The Schlei estuary is a Baltic Sea inlet located in the northern part of Schleswig-Holstein. It exhibits a high nutrient load and poor ecological condition due to decades of pollution from agricultural and municipal sources, combined with a rather slow water exchange. The high nutrient concentration facilitates the growth of phytoplankton, which can trigger a strong cyanobacteria bloom in midsummer. This, in turn, can be hazardous to human health as well.
That’s why an upcoming project funded by the regional ministry for the environment focuses on the reduction of nutrient input, particularly of nitrogen and phosphorus. Nutrient concentration will be measured using both stationary and mobile optical sensors that provide data in a high spatial and temporal resolution. Measurements will focus on the Füsinger Au, which is the largest inflow into the river Schlei. The collected data will be automatically transmitted and visualised in real time, in order to create a dense monitoring network.
The study, which NatureConnect is commissioned to carry out, aims to explore the potential of new approaches to digital water monitoring in Schleswig-Holstein. The outcomes can later be used to establish a holistic water monitoring concept that helps to reduce nutrient pollution and adhere to the regulations set out by the European Water Framework Directive.

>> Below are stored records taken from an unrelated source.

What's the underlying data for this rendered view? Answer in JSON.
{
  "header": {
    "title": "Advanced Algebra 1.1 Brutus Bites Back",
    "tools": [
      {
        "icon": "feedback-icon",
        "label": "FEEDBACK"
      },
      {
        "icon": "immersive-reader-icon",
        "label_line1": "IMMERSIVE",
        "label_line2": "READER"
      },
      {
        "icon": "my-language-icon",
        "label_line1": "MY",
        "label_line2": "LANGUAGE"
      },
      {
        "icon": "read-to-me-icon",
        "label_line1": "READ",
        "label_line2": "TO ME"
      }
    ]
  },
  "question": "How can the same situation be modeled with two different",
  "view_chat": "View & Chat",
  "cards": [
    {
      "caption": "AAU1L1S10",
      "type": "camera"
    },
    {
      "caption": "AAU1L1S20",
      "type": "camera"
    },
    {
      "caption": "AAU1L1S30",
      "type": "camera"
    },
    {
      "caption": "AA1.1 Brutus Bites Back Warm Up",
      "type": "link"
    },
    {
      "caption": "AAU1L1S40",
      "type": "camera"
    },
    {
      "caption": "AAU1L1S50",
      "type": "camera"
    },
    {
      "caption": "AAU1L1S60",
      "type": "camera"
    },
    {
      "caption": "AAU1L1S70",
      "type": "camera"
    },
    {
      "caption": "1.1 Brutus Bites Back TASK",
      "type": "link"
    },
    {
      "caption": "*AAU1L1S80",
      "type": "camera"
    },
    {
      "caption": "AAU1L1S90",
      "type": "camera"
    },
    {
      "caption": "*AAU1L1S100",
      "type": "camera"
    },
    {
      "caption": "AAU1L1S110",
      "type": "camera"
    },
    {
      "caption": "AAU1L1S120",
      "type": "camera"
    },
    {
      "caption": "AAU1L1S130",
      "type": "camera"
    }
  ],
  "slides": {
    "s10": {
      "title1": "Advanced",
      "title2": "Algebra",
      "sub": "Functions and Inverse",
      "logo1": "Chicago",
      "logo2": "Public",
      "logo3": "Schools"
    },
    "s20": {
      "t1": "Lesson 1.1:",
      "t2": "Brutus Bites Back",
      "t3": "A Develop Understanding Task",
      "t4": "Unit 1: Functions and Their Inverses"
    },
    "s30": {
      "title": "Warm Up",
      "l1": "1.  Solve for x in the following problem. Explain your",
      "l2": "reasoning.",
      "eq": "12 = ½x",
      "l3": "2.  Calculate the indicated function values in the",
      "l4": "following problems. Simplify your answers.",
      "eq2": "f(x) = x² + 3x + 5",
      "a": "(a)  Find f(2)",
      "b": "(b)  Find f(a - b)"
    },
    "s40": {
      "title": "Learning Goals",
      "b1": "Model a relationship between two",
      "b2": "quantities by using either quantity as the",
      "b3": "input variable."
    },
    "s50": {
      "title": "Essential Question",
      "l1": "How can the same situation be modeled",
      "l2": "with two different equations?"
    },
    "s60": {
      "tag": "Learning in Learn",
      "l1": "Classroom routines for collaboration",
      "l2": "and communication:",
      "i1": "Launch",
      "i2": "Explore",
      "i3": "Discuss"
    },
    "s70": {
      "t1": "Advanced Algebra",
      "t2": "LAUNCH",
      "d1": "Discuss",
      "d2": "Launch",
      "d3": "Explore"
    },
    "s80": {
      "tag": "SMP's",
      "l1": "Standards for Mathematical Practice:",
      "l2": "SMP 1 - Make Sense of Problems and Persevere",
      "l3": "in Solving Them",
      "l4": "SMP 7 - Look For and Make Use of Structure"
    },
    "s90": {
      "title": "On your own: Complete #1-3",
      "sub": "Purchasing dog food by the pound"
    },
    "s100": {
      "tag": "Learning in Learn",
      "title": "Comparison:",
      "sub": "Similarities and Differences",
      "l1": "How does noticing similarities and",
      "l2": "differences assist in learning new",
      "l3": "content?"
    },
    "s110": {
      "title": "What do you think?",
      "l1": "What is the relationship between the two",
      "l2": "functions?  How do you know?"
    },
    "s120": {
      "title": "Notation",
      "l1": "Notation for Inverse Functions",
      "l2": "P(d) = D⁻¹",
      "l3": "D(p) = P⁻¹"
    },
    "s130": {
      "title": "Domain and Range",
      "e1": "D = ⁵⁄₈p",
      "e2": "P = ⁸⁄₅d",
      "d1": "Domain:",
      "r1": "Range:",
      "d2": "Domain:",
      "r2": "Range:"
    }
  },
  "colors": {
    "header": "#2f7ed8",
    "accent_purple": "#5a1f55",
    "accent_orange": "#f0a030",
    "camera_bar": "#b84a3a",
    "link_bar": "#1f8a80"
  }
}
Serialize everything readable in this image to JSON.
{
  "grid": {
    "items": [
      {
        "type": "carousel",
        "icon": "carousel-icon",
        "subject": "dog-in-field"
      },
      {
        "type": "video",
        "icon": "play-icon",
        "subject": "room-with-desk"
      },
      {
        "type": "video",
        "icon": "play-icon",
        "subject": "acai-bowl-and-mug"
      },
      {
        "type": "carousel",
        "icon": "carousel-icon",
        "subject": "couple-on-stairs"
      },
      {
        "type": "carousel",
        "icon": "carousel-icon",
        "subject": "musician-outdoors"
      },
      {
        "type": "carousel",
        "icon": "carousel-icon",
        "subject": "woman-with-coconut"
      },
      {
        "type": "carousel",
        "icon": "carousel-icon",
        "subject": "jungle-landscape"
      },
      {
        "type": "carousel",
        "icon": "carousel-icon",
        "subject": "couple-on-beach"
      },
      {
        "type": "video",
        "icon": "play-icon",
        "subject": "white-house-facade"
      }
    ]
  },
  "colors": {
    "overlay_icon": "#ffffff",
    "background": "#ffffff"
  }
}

Photo credit: Wikimedia Commons / Kommentator1989 – thank you very much!